    I agree that Facebook will replace a lot of things, but all of email? It will in the end still depend on what works for you, and how the world works. All these students now know Facebook, till they get to their first job, and find out that their clients aren’t on Facebook, and that their company has blocked the Facebook URL, because they see it as a waste of time.

  • Replacing email….hmmm. I guess that is conceivable. Heck anything is conceivable. On a personal level though, there is something more personal and innately close to me as a user about email. Perhaps there is some ethereal link between me (or anybody) between stuff that resides on the PC. This is a hard one to nail down. But, though we do not use the rich features of email so much, this is one aspect that Facebook or other remote sites do not allow us.

    That being ..uh said or thought, if someone made an App for Facebook that possessed all the rich features and security of Thunderbird or Outlook etc….then yes Facebook would have something big…opps there’s a free idea.


    P.S. I somehow thing that Faceboook might decline a little this year, maybe something a lot cooler will come out.

  • I tend to agree with Brian, in that OpenID will get there. I recently talked with CEO of Flock Shawn Hardin right after the deal with MySpace. I had been a fan of Flock some time and on this event, had occasion to re-test their latest version. From a user standpoint (and simplistically) downloading Flock on my latest PC

  • Opps. a hotkey away from comment disaster, sorry. Any way. the end result of Flock and OpenID was what you might call – “The POOF syndrome” in that I was connected on every level to Facebook, YouTube, Digg and etc rather instantly. POOF is good for me, especially as the security level goes up.

    I think OpenID is going to win this little war.



  • @briank: Certainly, OpenID is working very well for a lot of people. But it’s a war for public perception right now and so the failures — even small ones — turn into big problems. People love to complain about the bad stuff more than talk about the triumphs, unfortunately (that goes for Facebook, as well — i.e., Beacon).

    For early adopters, it’s easy for us to see why OpenID and the open stack makes a lot more sense. But Facebook has the clear path to victory among the mainstream right now. I hope that changes, personally, but their strategy is looking very impressive at the moment, imho.

    @Darryl: I think that will change, actually. It’s something I’ve been saying for a couple of years and a lot of people disagree, but I think Facebook is in a good position to be the future of business networking, as well (i.e., compete with LinkedIn). It’s harder for anyone over 24 or 25 to see, I think (it’s hard for me to really see how it will replace email — and I am 25), but it’s already happening for such a large percentage of the younger audience that it is hard to ignore.

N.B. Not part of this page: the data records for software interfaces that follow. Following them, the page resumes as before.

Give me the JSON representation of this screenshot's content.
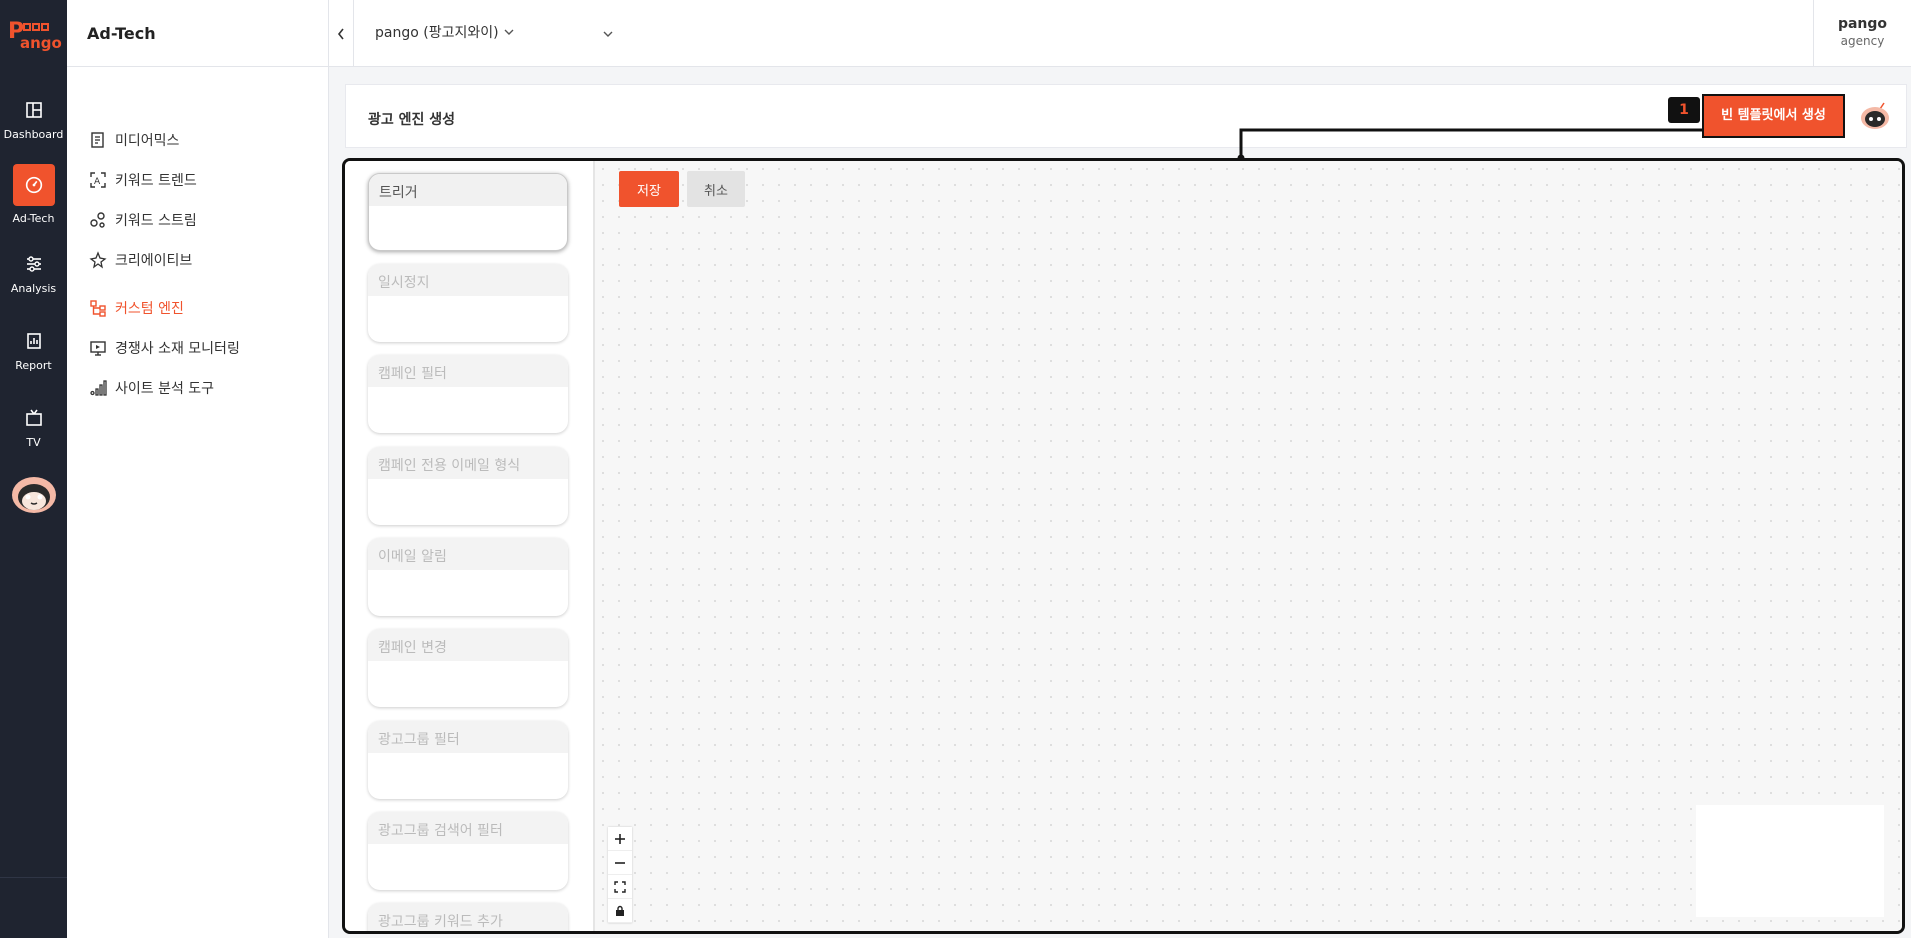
{
  "brand": {
    "accent": "#f0532d",
    "rail_bg": "#1f2430"
  },
  "rail": {
    "items": [
      {
        "label": "Dashboard",
        "icon": "dashboard-icon"
      },
      {
        "label": "Ad-Tech",
        "icon": "gauge-icon",
        "active": true
      },
      {
        "label": "Analysis",
        "icon": "sliders-icon"
      },
      {
        "label": "Report",
        "icon": "report-icon"
      },
      {
        "label": "TV",
        "icon": "tv-icon"
      }
    ]
  },
  "sidebar": {
    "title": "Ad-Tech",
    "items": [
      {
        "label": "미디어믹스",
        "icon": "document-icon"
      },
      {
        "label": "키워드 트렌드",
        "icon": "scan-text-icon"
      },
      {
        "label": "키워드 스트림",
        "icon": "nodes-icon"
      },
      {
        "label": "크리에이티브",
        "icon": "sparkle-icon"
      },
      {
        "label": "커스텀 엔진",
        "icon": "flow-icon",
        "active": true
      },
      {
        "label": "경쟁사 소재 모니터링",
        "icon": "monitor-icon"
      },
      {
        "label": "사이트 분석 도구",
        "icon": "bar-chart-icon"
      }
    ]
  },
  "topbar": {
    "account": "pango (팡고지와이)",
    "user_name": "pango",
    "user_role": "agency"
  },
  "page": {
    "title": "광고 엔진 생성",
    "badge": "1",
    "template_button": "빈 템플릿에서 생성"
  },
  "palette": {
    "nodes": [
      "트리거",
      "일시정지",
      "캠페인 필터",
      "캠페인 전용 이메일 형식",
      "이메일 알림",
      "캠페인 변경",
      "광고그룹 필터",
      "광고그룹 검색어 필터",
      "광고그룹 키워드 추가"
    ]
  },
  "canvas": {
    "save_label": "저장",
    "cancel_label": "취소",
    "controls": [
      "+",
      "−"
    ]
  }
}
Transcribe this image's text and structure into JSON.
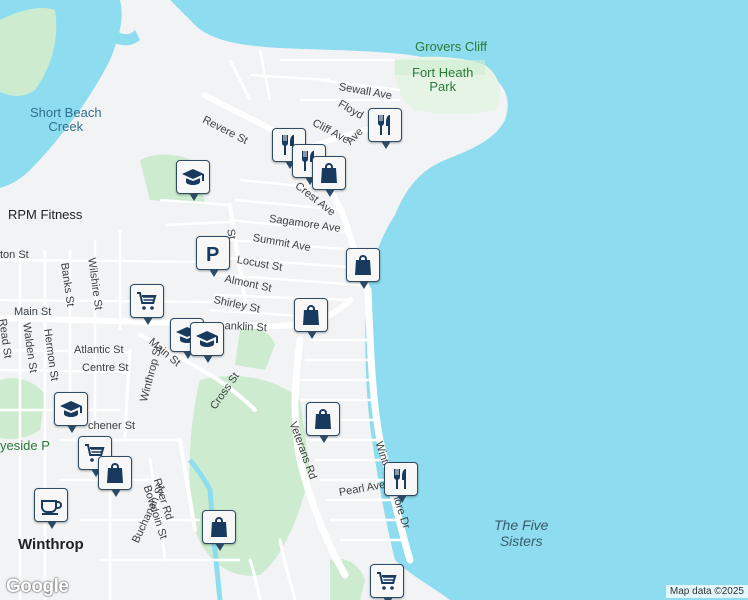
{
  "colors": {
    "water": "#8edcef",
    "land": "#f1f3f4",
    "park": "#cdeccf",
    "road": "#ffffff",
    "pin_border": "#2c4a66",
    "pin_icon": "#173a5e"
  },
  "labels": {
    "water": {
      "short_beach": "Short Beach\nCreek"
    },
    "park": {
      "grovers_cliff": "Grovers Cliff",
      "fort_heath": "Fort Heath\nPark",
      "yeside": "yeside P"
    },
    "poi": {
      "rpm_fitness": "RPM Fitness"
    },
    "city": {
      "winthrop": "Winthrop"
    },
    "sea": {
      "five_sisters": "The Five\nSisters"
    },
    "streets": {
      "revere": "Revere St",
      "sewall": "Sewall Ave",
      "floyd": "Floyd",
      "cliff": "Cliff Ave",
      "ave": "Ave",
      "crest": "Crest Ave",
      "sagamore": "Sagamore Ave",
      "summit": "Summit Ave",
      "locust": "Locust St",
      "almont": "Almont St",
      "shirley": "Shirley St",
      "anklin": "anklin St",
      "main_left": "Main St",
      "main_diag": "Main St",
      "atlantic": "Atlantic St",
      "centre": "Centre St",
      "cross": "Cross St",
      "veterans": "Veterans Rd",
      "pearl": "Pearl Ave",
      "winthrop_shore": "Winthrop Shore Dr",
      "river": "River Rd",
      "bowdoin": "Bowdoin St",
      "buchanan": "Buchanan St",
      "winthrop_st": "Winthrop St",
      "banks": "Banks St",
      "wilshire": "Wilshire St",
      "hermon": "Hermon St",
      "walden": "Walden St",
      "read": "Read St",
      "ton": "ton St",
      "chener": "chener St",
      "st_left": "St"
    }
  },
  "markers": [
    {
      "type": "restaurant",
      "name": "restaurant-fort-heath"
    },
    {
      "type": "restaurant",
      "name": "restaurant-crest-1"
    },
    {
      "type": "restaurant",
      "name": "restaurant-crest-2"
    },
    {
      "type": "shopping",
      "name": "shop-crest"
    },
    {
      "type": "school",
      "name": "school-north"
    },
    {
      "type": "parking",
      "name": "parking-center"
    },
    {
      "type": "shopping",
      "name": "shop-locust"
    },
    {
      "type": "shopping",
      "name": "shop-shirley"
    },
    {
      "type": "grocery",
      "name": "grocery-center"
    },
    {
      "type": "school",
      "name": "school-main-1"
    },
    {
      "type": "school",
      "name": "school-main-2"
    },
    {
      "type": "shopping",
      "name": "shop-veterans"
    },
    {
      "type": "restaurant",
      "name": "restaurant-pearl"
    },
    {
      "type": "school",
      "name": "school-west"
    },
    {
      "type": "grocery",
      "name": "grocery-west"
    },
    {
      "type": "shopping",
      "name": "shop-west"
    },
    {
      "type": "cafe",
      "name": "cafe-winthrop"
    },
    {
      "type": "shopping",
      "name": "shop-south"
    },
    {
      "type": "grocery",
      "name": "grocery-south"
    }
  ],
  "brand": "Google",
  "attribution": "Map data ©2025"
}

    I think there’s a good chance that businesses will actually begin to accept Facebook and use it as a productivity tool (which I think it can be given proper privacy controls). Further, if Facebook Connect really does win out, it will become a lot harder to block it at work since so many sites will rely on it.

  • So wrong.. Facebok is no better than myspace.. U can add all the people u want on facebook just like myspace.. no better than any othe ersocial network.

  • >Facebook is Email 2.0

    It’s likely to happen for personal communication, but not for business communication.

    Moreover there are many limitations of Facebook e-mail, you cannot attach a file, forward messages, add blind-cardbon copies and so on.

    Besides to find out if you’ve got a new message you have to stay on Facebook or get an e-mail notification, but it’s much easier to send and receive e-mails rather than e-mail notifications from Facebook and then go to Facebook read and send…

  • c0wfunk

    and yet I can’t find a link to “post to facebook” on your articles!